Without any omission, reproduce the records that follow.

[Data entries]
=======

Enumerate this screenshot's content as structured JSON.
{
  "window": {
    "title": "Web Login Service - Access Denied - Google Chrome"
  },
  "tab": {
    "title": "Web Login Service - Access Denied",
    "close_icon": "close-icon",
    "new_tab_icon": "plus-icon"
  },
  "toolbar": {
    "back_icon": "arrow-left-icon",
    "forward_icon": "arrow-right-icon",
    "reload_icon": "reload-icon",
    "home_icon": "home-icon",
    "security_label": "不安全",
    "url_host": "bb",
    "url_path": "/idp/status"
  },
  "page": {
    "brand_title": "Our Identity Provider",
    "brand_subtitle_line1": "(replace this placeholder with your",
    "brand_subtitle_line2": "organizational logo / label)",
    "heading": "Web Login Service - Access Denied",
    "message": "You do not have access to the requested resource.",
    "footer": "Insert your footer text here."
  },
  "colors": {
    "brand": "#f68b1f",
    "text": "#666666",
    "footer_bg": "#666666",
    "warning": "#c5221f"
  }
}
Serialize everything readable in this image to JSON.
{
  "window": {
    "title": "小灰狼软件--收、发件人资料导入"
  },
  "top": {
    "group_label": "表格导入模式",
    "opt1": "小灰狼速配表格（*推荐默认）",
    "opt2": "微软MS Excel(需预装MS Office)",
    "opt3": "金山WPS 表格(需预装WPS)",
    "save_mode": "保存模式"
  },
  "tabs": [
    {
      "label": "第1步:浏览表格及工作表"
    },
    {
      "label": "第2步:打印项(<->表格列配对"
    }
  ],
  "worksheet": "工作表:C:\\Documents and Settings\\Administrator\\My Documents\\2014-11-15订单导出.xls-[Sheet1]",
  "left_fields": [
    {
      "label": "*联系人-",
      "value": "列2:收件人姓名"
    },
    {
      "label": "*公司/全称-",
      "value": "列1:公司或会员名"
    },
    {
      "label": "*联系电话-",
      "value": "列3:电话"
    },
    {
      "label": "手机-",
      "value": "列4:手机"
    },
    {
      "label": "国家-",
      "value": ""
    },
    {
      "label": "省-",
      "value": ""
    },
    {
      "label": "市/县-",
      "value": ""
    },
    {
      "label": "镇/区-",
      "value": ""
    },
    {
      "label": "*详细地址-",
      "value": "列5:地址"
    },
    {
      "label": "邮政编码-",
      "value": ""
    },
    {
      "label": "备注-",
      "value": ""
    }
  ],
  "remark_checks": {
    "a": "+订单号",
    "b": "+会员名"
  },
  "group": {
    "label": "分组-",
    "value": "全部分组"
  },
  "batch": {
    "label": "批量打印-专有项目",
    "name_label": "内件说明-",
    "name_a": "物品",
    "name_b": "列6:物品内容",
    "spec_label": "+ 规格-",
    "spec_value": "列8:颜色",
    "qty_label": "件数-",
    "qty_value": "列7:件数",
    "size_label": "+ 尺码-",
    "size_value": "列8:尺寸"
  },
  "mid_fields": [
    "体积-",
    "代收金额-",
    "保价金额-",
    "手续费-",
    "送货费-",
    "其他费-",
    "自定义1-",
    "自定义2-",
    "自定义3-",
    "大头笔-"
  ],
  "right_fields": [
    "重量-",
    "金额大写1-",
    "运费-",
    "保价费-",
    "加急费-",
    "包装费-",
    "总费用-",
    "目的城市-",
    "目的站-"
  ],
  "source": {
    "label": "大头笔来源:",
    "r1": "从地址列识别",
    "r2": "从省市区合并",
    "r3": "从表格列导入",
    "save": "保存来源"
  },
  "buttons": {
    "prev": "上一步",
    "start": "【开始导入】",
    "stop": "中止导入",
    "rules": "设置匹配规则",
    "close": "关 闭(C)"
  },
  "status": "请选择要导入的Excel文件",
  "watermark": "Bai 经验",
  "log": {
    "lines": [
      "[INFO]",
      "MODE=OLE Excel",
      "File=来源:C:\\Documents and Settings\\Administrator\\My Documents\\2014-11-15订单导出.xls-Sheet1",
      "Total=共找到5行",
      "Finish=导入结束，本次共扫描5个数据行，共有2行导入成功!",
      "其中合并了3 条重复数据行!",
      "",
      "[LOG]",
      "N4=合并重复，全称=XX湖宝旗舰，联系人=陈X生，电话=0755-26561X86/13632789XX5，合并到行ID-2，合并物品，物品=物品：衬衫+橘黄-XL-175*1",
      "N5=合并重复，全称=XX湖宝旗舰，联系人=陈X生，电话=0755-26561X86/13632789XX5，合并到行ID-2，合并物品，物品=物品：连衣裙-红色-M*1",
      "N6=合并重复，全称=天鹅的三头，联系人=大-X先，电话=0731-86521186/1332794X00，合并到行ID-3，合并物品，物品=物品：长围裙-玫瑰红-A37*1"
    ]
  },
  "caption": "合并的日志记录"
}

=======

* Answer to this exercise:
Enumerate this screenshot's content as structured JSON.
{
  "window": {
    "title": "Web Login Service - Access Denied - Google Chrome"
  },
  "tab": {
    "title": "Web Login Service - Access Denied",
    "close_icon": "close-icon",
    "new_tab_icon": "plus-icon"
  },
  "toolbar": {
    "back_icon": "arrow-left-icon",
    "forward_icon": "arrow-right-icon",
    "reload_icon": "reload-icon",
    "home_icon": "home-icon",
    "security_label": "不安全",
    "url_host": "bb",
    "url_path": "/idp/status"
  },
  "page": {
    "brand_title": "Our Identity Provider",
    "brand_subtitle_line1": "(replace this placeholder with your",
    "brand_subtitle_line2": "organizational logo / label)",
    "heading": "Web Login Service - Access Denied",
    "message": "You do not have access to the requested resource.",
    "footer": "Insert your footer text here."
  },
  "colors": {
    "brand": "#f68b1f",
    "text": "#666666",
    "footer_bg": "#666666",
    "warning": "#c5221f"
  }
}
Serialize everything readable in this image to JSON.
{
  "window": {
    "title": "小灰狼软件--收、发件人资料导入"
  },
  "top": {
    "group_label": "表格导入模式",
    "opt1": "小灰狼速配表格（*推荐默认）",
    "opt2": "微软MS Excel(需预装MS Office)",
    "opt3": "金山WPS 表格(需预装WPS)",
    "save_mode": "保存模式"
  },
  "tabs": [
    {
      "label": "第1步:浏览表格及工作表"
    },
    {
      "label": "第2步:打印项(<->表格列配对"
    }
  ],
  "worksheet": "工作表:C:\\Documents and Settings\\Administrator\\My Documents\\2014-11-15订单导出.xls-[Sheet1]",
  "left_fields": [
    {
      "label": "*联系人-",
      "value": "列2:收件人姓名"
    },
    {
      "label": "*公司/全称-",
      "value": "列1:公司或会员名"
    },
    {
      "label": "*联系电话-",
      "value": "列3:电话"
    },
    {
      "label": "手机-",
      "value": "列4:手机"
    },
    {
      "label": "国家-",
      "value": ""
    },
    {
      "label": "省-",
      "value": ""
    },
    {
      "label": "市/县-",
      "value": ""
    },
    {
      "label": "镇/区-",
      "value": ""
    },
    {
      "label": "*详细地址-",
      "value": "列5:地址"
    },
    {
      "label": "邮政编码-",
      "value": ""
    },
    {
      "label": "备注-",
      "value": ""
    }
  ],
  "remark_checks": {
    "a": "+订单号",
    "b": "+会员名"
  },
  "group": {
    "label": "分组-",
    "value": "全部分组"
  },
  "batch": {
    "label": "批量打印-专有项目",
    "name_label": "内件说明-",
    "name_a": "物品",
    "name_b": "列6:物品内容",
    "spec_label": "+ 规格-",
    "spec_value": "列8:颜色",
    "qty_label": "件数-",
    "qty_value": "列7:件数",
    "size_label": "+ 尺码-",
    "size_value": "列8:尺寸"
  },
  "mid_fields": [
    "体积-",
    "代收金额-",
    "保价金额-",
    "手续费-",
    "送货费-",
    "其他费-",
    "自定义1-",
    "自定义2-",
    "自定义3-",
    "大头笔-"
  ],
  "right_fields": [
    "重量-",
    "金额大写1-",
    "运费-",
    "保价费-",
    "加急费-",
    "包装费-",
    "总费用-",
    "目的城市-",
    "目的站-"
  ],
  "source": {
    "label": "大头笔来源:",
    "r1": "从地址列识别",
    "r2": "从省市区合并",
    "r3": "从表格列导入",
    "save": "保存来源"
  },
  "buttons": {
    "prev": "上一步",
    "start": "【开始导入】",
    "stop": "中止导入",
    "rules": "设置匹配规则",
    "close": "关 闭(C)"
  },
  "status": "请选择要导入的Excel文件",
  "watermark": "Bai 经验",
  "log": {
    "lines": [
      "[INFO]",
      "MODE=OLE Excel",
      "File=来源:C:\\Documents and Settings\\Administrator\\My Documents\\2014-11-15订单导出.xls-Sheet1",
      "Total=共找到5行",
      "Finish=导入结束，本次共扫描5个数据行，共有2行导入成功!",
      "其中合并了3 条重复数据行!",
      "",
      "[LOG]",
      "N4=合并重复，全称=XX湖宝旗舰，联系人=陈X生，电话=0755-26561X86/13632789XX5，合并到行ID-2，合并物品，物品=物品：衬衫+橘黄-XL-175*1",
      "N5=合并重复，全称=XX湖宝旗舰，联系人=陈X生，电话=0755-26561X86/13632789XX5，合并到行ID-2，合并物品，物品=物品：连衣裙-红色-M*1",
      "N6=合并重复，全称=天鹅的三头，联系人=大-X先，电话=0731-86521186/1332794X00，合并到行ID-3，合并物品，物品=物品：长围裙-玫瑰红-A37*1"
    ]
  },
  "caption": "合并的日志记录"
}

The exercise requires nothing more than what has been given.